RECORDS PROVIDED
- Opening Delimiter -
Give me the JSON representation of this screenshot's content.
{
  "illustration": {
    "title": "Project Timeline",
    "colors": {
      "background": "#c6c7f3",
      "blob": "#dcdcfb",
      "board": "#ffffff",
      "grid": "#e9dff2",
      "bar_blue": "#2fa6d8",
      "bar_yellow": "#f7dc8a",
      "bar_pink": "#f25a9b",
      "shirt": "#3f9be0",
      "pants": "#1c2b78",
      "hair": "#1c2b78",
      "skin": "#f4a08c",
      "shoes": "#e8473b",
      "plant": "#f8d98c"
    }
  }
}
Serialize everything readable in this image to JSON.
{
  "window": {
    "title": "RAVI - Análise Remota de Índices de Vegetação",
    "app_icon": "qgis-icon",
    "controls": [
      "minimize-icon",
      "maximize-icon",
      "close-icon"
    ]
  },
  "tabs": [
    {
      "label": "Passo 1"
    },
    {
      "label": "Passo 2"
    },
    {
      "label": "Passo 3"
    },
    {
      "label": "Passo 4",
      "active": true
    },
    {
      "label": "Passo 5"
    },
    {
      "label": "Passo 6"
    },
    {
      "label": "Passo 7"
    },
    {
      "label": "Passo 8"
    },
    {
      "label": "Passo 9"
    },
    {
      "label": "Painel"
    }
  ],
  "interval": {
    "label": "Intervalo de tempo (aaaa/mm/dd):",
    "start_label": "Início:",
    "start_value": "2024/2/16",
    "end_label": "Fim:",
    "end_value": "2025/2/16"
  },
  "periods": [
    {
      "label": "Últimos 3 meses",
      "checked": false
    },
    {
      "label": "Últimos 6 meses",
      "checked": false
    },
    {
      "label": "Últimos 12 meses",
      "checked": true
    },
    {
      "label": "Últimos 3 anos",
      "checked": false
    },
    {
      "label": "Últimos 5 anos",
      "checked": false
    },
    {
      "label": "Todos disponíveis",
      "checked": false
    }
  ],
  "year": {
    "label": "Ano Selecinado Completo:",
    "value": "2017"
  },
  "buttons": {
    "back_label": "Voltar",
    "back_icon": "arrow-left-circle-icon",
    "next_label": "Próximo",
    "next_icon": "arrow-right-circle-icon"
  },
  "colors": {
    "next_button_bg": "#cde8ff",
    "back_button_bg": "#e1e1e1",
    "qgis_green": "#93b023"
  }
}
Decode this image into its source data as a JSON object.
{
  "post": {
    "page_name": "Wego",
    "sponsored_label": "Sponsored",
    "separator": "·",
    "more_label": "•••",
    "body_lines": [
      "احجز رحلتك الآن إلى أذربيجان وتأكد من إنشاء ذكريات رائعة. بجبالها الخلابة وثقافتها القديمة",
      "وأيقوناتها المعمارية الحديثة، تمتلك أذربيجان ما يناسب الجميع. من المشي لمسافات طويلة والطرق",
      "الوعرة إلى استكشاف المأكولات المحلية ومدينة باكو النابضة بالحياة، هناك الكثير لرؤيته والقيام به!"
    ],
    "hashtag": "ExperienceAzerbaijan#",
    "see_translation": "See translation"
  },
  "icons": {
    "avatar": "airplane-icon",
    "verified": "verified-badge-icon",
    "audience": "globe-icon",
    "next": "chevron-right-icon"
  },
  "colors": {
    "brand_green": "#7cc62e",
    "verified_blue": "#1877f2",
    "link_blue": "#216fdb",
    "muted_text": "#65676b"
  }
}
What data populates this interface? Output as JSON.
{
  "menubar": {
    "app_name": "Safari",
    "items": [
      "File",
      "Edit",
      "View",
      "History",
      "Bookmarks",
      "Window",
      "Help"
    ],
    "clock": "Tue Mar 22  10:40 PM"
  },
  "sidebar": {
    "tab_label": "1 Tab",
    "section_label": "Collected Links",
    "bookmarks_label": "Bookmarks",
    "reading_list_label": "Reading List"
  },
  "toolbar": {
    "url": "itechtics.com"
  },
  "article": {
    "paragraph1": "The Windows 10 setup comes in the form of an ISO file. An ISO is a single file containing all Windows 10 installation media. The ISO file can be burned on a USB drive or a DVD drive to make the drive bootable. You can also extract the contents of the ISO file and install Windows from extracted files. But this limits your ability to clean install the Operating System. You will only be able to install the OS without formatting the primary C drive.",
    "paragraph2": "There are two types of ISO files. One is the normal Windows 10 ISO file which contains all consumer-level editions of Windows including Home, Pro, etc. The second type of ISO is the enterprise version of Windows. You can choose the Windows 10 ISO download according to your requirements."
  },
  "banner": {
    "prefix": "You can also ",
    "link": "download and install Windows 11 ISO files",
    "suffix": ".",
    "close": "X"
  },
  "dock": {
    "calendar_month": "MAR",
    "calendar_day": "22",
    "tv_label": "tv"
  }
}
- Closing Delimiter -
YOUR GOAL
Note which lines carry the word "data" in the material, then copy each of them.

RESULT OF THE EXERCISE
Decode this image into its source data as a JSON object.
What data populates this interface? Output as JSON.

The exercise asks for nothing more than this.